- Instruction provided by University of Maryland faculty and professionals in the field.
- Using advanced audio and video technology, UMD’s online learning environment delivers dynamic and interactive content.
- Featuring convenience and flexibility, online instruction permits asynchronous or synchronous participation.
- Lectures are video archived. Students who are unable to attend in real time can review the session through asynchronous participation.
Upon successful completion, graduates will have mastered the following competencies:
- Learn how to define key pests in management systems.
- Learn how to sample and monitor pests and their injury, how to construct damage and action thresholds, how to develop and assess the efficacy of intervention tactics including cultural, biological, and chemical control, and how to evaluate programmatic impacts.
- Develop and implement IPM programs for any crop or resource management scenario.
- Learn the fundamentals of biology of each guild of insect pest, how to recognize them and their damage, and monitor their activity.
- Learn how to integrate specific control tactics including building design, mechanical control, exclusion, habitat alteration, thermal control, traps and baits, biological control, and insecticidal control to develop comprehensive management strategies.

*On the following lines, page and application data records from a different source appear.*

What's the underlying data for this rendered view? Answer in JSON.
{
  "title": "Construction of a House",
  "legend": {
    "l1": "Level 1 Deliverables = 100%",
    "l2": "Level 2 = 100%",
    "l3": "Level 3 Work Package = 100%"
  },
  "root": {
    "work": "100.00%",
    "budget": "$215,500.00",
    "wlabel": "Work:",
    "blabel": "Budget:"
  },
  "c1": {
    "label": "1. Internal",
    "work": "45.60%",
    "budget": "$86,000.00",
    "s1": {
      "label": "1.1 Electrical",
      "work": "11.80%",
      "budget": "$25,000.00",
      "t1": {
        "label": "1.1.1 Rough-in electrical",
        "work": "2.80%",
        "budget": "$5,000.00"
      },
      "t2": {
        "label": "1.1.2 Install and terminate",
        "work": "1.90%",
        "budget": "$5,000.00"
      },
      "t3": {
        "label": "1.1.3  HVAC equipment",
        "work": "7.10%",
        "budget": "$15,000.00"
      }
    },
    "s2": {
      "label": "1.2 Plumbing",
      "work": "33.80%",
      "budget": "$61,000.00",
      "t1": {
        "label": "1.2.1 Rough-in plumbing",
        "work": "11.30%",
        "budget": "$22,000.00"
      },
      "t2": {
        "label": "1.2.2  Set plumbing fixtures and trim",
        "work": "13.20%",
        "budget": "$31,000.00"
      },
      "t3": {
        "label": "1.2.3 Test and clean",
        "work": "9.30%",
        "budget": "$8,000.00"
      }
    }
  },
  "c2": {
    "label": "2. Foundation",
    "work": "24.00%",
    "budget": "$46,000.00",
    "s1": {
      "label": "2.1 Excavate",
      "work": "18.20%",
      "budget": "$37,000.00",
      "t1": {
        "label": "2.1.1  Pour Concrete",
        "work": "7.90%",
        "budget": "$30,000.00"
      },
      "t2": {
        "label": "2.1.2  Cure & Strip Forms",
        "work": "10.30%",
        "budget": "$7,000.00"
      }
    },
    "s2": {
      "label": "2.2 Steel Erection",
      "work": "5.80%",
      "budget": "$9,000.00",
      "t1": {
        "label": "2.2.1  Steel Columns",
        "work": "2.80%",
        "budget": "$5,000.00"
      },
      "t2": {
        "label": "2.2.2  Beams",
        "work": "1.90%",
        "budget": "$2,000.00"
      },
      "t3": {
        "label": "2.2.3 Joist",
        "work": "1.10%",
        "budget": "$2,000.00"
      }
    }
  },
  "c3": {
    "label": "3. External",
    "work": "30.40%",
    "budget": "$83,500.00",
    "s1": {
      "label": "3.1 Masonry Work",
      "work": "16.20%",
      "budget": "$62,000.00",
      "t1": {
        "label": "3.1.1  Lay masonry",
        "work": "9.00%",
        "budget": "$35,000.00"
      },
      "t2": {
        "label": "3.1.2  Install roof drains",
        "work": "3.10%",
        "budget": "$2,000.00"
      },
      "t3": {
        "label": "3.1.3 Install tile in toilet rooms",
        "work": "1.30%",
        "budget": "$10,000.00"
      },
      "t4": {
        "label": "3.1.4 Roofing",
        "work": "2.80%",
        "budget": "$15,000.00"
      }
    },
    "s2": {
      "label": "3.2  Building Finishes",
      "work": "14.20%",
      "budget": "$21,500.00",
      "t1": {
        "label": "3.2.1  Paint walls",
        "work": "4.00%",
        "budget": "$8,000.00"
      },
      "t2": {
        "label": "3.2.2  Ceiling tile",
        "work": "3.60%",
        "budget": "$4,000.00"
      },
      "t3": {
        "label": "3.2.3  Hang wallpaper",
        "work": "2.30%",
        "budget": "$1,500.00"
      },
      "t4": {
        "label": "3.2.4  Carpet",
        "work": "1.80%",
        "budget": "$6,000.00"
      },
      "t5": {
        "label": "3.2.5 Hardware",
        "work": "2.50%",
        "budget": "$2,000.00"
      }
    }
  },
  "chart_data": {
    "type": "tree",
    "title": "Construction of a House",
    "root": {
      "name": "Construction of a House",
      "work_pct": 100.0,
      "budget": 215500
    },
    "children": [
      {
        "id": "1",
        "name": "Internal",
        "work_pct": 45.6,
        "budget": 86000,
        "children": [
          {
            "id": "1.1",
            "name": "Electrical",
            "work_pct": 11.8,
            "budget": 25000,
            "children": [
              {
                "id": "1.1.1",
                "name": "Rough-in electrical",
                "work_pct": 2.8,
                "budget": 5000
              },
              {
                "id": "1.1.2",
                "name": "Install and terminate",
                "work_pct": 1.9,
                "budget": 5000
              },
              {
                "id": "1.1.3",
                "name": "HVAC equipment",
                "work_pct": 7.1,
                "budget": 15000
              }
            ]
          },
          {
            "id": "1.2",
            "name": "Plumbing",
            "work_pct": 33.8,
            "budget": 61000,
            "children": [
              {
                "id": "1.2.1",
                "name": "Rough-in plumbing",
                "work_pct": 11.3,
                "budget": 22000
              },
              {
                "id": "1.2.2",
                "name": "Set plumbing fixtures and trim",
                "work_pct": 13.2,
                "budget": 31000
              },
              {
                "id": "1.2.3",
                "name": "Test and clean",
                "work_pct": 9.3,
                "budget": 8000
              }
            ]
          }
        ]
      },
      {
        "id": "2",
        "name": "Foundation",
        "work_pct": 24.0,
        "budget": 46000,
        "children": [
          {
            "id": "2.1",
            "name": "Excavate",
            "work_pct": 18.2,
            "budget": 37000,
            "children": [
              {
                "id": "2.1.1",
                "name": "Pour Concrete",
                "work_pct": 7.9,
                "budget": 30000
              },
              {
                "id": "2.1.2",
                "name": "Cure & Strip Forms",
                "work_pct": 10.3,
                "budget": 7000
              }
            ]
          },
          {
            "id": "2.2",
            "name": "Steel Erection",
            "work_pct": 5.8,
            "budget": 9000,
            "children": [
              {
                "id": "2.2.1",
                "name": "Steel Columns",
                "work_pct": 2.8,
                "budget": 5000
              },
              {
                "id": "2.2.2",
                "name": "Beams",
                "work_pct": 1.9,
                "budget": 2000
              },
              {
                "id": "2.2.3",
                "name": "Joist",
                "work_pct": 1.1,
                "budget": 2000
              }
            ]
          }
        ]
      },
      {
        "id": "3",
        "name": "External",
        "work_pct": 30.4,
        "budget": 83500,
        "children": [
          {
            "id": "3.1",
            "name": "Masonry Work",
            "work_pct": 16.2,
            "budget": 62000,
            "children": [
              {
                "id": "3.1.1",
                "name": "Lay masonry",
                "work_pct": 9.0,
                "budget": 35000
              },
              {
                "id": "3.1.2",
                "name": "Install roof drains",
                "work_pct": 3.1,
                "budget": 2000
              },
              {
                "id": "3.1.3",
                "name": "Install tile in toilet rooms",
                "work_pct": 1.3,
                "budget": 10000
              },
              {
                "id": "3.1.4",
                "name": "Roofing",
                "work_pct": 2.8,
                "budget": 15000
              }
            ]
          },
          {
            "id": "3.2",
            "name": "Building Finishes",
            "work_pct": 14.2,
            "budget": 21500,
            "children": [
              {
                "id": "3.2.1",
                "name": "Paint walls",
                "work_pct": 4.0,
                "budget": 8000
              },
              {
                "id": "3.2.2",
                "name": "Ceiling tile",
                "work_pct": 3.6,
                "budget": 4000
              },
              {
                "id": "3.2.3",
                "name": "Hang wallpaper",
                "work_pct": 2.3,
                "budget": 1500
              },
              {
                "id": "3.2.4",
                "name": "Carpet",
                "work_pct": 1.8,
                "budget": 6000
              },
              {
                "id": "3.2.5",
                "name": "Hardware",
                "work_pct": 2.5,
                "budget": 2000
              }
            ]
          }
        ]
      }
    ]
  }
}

- Develop successful management approaches for commercial, institutional, and residential buildings.